Hunt through the entries for the word "object" and copy each line in which it appears.

[Start of section]

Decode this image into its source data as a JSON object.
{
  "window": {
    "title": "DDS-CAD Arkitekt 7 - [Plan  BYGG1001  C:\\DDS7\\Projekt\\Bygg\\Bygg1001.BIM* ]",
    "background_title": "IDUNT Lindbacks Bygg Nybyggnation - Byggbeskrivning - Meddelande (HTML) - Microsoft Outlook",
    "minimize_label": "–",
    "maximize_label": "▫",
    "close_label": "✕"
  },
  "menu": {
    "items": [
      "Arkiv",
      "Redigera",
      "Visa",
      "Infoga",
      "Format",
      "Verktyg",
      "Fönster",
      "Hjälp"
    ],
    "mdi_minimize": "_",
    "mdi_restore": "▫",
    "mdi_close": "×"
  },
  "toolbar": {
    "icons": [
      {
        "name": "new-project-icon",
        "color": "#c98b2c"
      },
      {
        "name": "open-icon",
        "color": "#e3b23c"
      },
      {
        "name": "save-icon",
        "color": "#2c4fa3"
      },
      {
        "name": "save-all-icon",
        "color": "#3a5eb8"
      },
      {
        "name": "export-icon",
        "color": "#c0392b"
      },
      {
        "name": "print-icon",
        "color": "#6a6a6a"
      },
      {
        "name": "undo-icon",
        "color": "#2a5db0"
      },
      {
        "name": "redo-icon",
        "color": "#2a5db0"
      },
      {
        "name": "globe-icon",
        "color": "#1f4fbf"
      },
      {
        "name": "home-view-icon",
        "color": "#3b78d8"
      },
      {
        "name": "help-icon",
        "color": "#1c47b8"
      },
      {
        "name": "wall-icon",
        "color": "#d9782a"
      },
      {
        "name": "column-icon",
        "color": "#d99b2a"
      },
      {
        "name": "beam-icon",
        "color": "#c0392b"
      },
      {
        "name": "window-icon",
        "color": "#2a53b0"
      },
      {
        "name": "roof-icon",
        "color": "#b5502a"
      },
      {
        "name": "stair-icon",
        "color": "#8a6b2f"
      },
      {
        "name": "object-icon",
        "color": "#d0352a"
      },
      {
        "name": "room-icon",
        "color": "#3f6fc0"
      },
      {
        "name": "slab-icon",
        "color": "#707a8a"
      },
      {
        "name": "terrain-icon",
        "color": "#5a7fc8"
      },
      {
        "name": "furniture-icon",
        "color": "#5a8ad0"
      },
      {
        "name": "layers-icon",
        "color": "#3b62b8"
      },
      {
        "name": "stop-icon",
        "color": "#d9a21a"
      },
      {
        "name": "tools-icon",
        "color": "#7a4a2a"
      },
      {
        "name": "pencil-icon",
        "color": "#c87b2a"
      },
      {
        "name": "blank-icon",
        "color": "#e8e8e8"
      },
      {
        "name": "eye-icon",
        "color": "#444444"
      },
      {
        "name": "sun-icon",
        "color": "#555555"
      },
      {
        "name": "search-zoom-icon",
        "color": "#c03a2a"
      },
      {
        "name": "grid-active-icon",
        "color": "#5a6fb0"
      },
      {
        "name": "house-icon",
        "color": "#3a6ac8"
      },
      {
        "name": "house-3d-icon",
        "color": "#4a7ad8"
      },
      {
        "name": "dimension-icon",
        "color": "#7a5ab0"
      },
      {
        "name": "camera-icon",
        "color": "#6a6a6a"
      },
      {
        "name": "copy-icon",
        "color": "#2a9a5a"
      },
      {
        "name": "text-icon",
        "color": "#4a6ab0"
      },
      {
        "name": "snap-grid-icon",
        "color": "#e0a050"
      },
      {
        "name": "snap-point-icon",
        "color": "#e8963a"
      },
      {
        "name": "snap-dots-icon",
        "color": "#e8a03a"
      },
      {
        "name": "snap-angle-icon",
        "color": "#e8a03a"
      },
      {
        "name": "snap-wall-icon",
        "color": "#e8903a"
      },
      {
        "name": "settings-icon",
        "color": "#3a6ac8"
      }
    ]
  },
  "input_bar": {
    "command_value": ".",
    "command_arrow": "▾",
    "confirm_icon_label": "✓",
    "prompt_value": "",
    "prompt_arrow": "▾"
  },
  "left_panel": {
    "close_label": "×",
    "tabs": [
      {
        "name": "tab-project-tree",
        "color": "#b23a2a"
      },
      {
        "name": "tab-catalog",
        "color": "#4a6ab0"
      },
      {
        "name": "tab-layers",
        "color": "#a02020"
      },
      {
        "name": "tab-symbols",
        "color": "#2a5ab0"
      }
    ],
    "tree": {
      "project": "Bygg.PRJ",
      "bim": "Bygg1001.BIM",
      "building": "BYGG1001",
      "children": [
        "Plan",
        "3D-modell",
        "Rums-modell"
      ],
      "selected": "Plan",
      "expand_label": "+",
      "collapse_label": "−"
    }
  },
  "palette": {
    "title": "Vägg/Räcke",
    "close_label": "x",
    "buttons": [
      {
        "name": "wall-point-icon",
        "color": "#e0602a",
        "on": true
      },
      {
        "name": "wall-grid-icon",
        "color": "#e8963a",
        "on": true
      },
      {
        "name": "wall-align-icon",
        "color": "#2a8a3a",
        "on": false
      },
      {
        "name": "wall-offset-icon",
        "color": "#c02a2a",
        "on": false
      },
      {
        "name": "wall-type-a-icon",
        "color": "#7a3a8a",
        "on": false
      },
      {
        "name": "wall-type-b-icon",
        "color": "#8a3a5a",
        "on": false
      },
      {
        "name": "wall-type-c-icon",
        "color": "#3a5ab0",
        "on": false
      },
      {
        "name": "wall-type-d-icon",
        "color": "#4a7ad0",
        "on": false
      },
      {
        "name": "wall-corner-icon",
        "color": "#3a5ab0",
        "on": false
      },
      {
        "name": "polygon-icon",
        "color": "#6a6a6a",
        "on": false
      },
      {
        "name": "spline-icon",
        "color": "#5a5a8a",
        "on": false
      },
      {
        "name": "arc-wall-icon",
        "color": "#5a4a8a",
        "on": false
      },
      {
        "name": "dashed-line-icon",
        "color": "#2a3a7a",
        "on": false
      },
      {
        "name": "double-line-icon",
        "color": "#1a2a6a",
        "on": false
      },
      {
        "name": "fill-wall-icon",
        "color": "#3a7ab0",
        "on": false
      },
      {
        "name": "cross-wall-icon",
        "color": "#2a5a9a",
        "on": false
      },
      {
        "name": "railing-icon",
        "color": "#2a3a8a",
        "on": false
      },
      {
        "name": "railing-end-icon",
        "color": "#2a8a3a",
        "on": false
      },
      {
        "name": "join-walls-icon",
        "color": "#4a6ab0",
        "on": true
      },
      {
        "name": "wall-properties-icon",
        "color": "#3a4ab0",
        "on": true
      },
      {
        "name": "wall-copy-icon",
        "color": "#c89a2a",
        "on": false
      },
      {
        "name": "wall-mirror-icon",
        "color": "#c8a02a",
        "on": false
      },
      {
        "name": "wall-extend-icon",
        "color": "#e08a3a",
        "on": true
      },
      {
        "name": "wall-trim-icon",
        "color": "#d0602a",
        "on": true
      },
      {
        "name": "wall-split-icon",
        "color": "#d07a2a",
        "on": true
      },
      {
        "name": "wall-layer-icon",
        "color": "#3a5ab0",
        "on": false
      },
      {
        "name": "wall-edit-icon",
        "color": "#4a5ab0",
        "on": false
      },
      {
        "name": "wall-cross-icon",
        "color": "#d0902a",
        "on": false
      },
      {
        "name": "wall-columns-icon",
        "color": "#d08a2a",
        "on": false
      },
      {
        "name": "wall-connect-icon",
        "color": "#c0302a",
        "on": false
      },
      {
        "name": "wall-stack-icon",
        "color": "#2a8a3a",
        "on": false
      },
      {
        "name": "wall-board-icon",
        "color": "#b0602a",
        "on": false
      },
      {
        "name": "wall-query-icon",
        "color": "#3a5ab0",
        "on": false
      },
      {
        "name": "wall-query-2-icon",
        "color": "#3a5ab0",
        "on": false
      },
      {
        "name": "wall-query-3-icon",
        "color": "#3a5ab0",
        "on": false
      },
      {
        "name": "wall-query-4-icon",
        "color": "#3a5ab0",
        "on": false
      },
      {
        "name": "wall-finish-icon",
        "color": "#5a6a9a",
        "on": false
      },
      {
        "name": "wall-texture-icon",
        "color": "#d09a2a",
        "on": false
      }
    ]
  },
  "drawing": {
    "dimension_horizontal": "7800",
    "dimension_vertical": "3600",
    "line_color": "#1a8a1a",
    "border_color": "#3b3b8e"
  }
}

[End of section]

§ **Solution to this exercise**:
Decode this image into its source data as a JSON object.
        "name": "object-icon",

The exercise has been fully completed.